▶ **DATASET**:
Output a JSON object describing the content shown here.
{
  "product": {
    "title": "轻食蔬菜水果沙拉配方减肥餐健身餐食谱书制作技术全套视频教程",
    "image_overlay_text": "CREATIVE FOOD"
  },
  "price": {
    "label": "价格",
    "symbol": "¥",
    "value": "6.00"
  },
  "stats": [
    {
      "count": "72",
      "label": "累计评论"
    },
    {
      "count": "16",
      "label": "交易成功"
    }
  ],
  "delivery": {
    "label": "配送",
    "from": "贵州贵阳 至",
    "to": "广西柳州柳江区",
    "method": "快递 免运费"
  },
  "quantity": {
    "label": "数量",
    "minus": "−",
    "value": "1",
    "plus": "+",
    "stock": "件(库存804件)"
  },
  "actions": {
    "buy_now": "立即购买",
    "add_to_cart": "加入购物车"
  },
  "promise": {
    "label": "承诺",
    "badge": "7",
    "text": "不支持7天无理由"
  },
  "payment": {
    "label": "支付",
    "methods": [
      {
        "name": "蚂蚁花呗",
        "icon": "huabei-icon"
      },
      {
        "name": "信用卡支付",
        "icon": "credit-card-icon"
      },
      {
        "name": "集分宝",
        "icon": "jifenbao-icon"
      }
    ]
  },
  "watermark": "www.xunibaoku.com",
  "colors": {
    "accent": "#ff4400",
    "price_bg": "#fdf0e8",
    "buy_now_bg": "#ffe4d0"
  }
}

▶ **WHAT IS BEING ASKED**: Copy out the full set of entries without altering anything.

▶ **WRITTEN ANSWER**:
Output a JSON object describing the content shown here.
{
  "product": {
    "title": "轻食蔬菜水果沙拉配方减肥餐健身餐食谱书制作技术全套视频教程",
    "image_overlay_text": "CREATIVE FOOD"
  },
  "price": {
    "label": "价格",
    "symbol": "¥",
    "value": "6.00"
  },
  "stats": [
    {
      "count": "72",
      "label": "累计评论"
    },
    {
      "count": "16",
      "label": "交易成功"
    }
  ],
  "delivery": {
    "label": "配送",
    "from": "贵州贵阳 至",
    "to": "广西柳州柳江区",
    "method": "快递 免运费"
  },
  "quantity": {
    "label": "数量",
    "minus": "−",
    "value": "1",
    "plus": "+",
    "stock": "件(库存804件)"
  },
  "actions": {
    "buy_now": "立即购买",
    "add_to_cart": "加入购物车"
  },
  "promise": {
    "label": "承诺",
    "badge": "7",
    "text": "不支持7天无理由"
  },
  "payment": {
    "label": "支付",
    "methods": [
      {
        "name": "蚂蚁花呗",
        "icon": "huabei-icon"
      },
      {
        "name": "信用卡支付",
        "icon": "credit-card-icon"
      },
      {
        "name": "集分宝",
        "icon": "jifenbao-icon"
      }
    ]
  },
  "watermark": "www.xunibaoku.com",
  "colors": {
    "accent": "#ff4400",
    "price_bg": "#fdf0e8",
    "buy_now_bg": "#ffe4d0"
  }
}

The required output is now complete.